Breaking Down Barriers to Get Outside More
I just listened to a really great episode recently on the Diane Rehm podcast and on it she had a few guests including Richard Louv, author of recent book, “Vitamin N: The Essential Guide to a Nature-Rich Life: 500 Ways to Enrich Your Family’s Health & Happiness”, Jonathan Jarvis, Director at the National Parks Service, and Dr. Robert Zarr pediatrician at Unity Health Care in Washington, DC who founded DC Park Rx, a community health initiative to prescribe nature to patients and families. They talked about spending more time outdoors being a movement–not only in the US but in other countries and how accessibility is a main concern in areas that don’t necessarily have green spaces available to them.
This got me thinking (and maybe you too?) of some of the road blocks people may have in my area or further that would prevent them from spending time outdoors. Some of them include not being able to reach a park that is not near them, or maybe you’re a parent that’s overworked and too busy to find time outside–let alone with kids. Being outside in real “green space”, which in this episode explained could be public lands or local, nearby parks, is becoming more and more of a challenge.

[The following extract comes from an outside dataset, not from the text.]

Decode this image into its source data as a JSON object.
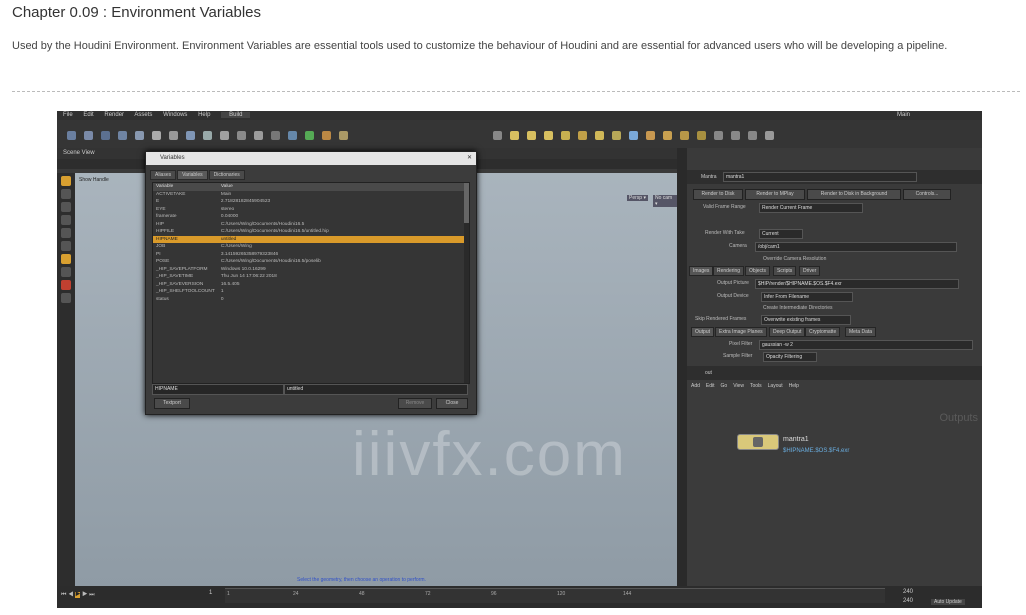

Without listing a bunch of resources, just go to Transit and Trails for an extensive list to get to your nearest trail or park. What I love about this list is how many and how EASY it is to get to where you want, without doing too much research. There’s even apps you can download to help you map out your routes by place or region. Having your trails and parks accessible to you no matter where you live is the first step to getting outside more.
The other concern that was brought up in the episode, was lifestyle. If you’re a parent and your go-to phrase is “I’m too busy to get outside,” then I totally get that. I too, have found some days challenging when I have 4 kids in tow–but incorporating going outside daily can help you get away from using that phrase as an excuse as time goes on. It’s easier to tell yourself that you’re too tired or too busy to go outside than actually going outside. Here are some options for busy parents that can may help ease you into more outdoorsy activities in your future and don’t necessarily involve a lot of fuss.
- Start planning a garden or indoor living space
- Try some sensory activities on your back porch
- Go for an urban fruit adventure
- Go to the beach
- Visit a local dog park if you have furry family members
- When you meet up with friends for a GNO or play date, join a small hike or park time
- Participate in a volunteer group doing some work outdoors
- Pack a lunch and eat outside even if it’s on your lawn
- Design a treasure hunt for your kids to do in your neighborhood
- Grab a pair of binoculars and do some birdwatching from your front porch
If you are still stumped about how you can get outside more, check out my post a couple of months ago and don’t stress if you can’t get out this time. Being outdoors is not a chore or burden but something you can enjoy and if you’re not outdoorsy–a challenge for you and your kids to explore and learn new things about yourself.
Be sure to check out the Diane Rehm show and more specifically, give the podcast episode a listen, here. National Parks Week is right around the corner (April 16-24) and I’ll be dropping some major resources for you soon on the National Parks Centennial celebrations and where to go for fee-free days in your local National Park. Until then, happy adventuring!